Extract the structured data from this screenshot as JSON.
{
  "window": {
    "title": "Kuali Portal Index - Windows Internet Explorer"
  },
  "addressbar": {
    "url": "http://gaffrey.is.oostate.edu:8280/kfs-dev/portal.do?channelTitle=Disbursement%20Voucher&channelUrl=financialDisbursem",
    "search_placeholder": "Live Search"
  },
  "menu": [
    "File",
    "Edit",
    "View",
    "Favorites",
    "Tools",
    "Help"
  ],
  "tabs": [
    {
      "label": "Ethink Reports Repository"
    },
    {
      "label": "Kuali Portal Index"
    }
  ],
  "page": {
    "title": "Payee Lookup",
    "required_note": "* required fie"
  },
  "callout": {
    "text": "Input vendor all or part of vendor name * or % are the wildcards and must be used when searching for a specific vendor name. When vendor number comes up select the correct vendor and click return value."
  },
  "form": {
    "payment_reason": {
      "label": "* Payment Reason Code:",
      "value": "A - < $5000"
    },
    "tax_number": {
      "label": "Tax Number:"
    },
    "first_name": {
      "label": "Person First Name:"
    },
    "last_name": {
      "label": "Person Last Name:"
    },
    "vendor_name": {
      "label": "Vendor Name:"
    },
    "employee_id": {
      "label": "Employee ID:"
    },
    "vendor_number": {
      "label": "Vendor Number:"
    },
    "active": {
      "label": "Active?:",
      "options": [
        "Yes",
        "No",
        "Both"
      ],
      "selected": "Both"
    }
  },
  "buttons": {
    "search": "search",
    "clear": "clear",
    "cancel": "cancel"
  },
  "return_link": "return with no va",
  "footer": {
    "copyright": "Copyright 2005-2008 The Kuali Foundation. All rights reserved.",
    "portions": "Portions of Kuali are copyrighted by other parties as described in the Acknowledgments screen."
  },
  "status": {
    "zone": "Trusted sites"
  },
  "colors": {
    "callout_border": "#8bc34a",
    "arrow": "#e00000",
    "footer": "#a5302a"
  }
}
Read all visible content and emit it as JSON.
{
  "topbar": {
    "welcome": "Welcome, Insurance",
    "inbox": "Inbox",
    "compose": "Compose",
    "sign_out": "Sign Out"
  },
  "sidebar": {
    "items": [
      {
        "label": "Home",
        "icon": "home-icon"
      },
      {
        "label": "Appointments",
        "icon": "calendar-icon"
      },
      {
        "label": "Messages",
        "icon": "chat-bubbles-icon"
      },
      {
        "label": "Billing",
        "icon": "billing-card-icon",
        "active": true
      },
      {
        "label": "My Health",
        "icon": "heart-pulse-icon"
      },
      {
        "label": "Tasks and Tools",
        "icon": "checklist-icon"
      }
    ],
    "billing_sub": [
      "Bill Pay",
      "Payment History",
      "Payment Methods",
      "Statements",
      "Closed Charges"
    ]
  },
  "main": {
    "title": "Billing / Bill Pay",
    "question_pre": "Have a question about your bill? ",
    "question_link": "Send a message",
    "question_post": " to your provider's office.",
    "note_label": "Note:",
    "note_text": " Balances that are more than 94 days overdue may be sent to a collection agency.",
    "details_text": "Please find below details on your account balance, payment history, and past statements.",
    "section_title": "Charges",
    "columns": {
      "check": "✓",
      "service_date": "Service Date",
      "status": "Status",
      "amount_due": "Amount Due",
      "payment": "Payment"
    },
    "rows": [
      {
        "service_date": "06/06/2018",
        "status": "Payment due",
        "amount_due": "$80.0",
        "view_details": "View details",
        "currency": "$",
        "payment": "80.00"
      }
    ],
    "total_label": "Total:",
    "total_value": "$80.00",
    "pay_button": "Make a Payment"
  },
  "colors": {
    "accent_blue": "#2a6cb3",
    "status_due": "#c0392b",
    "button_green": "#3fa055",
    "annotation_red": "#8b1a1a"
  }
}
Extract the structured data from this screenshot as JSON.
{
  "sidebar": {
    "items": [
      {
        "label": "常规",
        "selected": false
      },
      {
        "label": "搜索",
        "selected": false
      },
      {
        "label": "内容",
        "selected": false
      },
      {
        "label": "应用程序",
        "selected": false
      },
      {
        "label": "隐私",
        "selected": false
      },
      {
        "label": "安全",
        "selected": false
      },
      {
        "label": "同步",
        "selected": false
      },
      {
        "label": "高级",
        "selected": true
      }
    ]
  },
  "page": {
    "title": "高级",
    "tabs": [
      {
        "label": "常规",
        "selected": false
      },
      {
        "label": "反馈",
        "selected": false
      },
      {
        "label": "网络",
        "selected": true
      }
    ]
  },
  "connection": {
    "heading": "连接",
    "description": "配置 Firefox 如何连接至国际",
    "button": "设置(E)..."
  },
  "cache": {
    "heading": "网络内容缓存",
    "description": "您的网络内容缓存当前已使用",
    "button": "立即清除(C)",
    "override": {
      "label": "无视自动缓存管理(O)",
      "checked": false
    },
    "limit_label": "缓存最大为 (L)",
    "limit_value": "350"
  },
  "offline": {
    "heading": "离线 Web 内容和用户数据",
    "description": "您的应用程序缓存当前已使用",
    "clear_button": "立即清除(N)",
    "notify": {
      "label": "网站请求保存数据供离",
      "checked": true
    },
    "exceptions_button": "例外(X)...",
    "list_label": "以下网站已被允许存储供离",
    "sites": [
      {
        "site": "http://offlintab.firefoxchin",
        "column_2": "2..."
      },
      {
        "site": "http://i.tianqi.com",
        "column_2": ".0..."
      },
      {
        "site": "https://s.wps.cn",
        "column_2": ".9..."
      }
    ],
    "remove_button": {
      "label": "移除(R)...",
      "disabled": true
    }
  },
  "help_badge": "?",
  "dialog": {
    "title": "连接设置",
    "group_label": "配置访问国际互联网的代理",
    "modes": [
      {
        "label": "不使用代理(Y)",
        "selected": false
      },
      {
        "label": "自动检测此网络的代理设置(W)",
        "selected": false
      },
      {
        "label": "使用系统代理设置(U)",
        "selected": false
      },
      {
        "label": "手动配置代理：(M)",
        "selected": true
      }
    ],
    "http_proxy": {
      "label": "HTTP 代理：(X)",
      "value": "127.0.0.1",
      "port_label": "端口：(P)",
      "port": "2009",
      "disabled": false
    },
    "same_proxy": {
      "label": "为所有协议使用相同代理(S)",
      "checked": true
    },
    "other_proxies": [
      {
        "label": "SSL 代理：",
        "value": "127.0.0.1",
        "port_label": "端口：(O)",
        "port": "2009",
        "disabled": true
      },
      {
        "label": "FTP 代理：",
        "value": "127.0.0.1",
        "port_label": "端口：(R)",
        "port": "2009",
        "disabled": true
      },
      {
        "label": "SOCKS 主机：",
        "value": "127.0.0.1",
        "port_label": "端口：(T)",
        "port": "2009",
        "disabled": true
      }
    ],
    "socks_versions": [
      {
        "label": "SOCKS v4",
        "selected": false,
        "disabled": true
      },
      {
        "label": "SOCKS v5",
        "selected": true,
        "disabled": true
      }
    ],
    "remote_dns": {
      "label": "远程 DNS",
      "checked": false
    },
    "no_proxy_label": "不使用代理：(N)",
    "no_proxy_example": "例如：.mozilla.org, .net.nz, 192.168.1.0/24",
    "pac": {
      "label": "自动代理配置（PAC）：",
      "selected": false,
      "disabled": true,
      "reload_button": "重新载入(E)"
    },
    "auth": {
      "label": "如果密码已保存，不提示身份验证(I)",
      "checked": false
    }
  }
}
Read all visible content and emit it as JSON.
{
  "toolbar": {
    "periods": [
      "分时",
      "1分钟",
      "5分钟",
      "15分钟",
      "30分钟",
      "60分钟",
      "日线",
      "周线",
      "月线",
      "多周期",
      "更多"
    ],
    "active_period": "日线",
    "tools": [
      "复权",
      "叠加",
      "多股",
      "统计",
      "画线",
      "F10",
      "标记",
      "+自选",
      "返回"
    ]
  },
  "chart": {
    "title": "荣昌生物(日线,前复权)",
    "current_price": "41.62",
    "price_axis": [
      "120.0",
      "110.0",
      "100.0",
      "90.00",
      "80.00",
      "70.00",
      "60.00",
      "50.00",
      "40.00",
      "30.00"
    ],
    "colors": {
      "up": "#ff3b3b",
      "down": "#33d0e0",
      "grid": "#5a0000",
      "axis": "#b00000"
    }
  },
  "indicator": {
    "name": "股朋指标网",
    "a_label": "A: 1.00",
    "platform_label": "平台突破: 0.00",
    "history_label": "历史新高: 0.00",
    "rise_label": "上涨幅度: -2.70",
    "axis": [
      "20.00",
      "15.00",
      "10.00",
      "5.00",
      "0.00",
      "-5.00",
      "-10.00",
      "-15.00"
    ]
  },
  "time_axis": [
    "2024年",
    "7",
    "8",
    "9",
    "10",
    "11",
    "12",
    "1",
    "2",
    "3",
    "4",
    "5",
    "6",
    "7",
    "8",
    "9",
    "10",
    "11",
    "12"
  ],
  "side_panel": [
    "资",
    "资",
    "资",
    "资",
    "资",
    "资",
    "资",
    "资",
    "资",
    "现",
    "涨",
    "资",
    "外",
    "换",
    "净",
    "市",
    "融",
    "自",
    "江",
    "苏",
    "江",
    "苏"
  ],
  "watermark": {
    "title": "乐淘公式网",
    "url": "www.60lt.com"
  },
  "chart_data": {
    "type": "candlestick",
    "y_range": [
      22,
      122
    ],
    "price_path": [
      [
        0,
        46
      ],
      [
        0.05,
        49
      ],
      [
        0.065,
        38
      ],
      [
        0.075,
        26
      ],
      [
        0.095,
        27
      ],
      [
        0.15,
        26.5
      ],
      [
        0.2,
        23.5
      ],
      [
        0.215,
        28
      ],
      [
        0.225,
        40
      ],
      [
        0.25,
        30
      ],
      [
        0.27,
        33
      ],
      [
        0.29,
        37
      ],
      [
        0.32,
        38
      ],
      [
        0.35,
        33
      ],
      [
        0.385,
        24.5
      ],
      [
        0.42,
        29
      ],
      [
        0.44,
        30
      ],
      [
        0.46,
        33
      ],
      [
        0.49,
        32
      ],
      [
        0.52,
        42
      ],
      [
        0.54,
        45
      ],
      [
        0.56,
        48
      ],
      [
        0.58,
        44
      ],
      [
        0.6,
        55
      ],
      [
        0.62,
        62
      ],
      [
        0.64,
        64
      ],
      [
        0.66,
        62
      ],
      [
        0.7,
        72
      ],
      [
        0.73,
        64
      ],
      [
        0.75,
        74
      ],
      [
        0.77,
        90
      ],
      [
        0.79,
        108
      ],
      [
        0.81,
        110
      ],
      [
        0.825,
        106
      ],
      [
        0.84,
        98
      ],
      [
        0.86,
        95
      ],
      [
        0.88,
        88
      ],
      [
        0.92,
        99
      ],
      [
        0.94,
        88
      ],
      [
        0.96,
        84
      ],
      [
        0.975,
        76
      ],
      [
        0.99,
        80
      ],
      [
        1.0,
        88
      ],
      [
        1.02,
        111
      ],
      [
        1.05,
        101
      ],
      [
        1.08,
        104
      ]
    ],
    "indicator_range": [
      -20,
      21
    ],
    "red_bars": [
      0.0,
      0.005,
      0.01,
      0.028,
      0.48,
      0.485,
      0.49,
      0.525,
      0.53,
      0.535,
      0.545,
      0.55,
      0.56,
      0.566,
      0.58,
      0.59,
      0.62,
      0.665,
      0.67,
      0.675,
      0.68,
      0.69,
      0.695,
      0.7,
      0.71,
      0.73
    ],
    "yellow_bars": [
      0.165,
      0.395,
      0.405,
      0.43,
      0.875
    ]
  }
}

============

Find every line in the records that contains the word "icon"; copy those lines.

        "icon": "home-icon"
        "icon": "calendar-icon"
        "icon": "chat-bubbles-icon"
        "icon": "billing-card-icon",
        "icon": "heart-pulse-icon"
        "icon": "checklist-icon"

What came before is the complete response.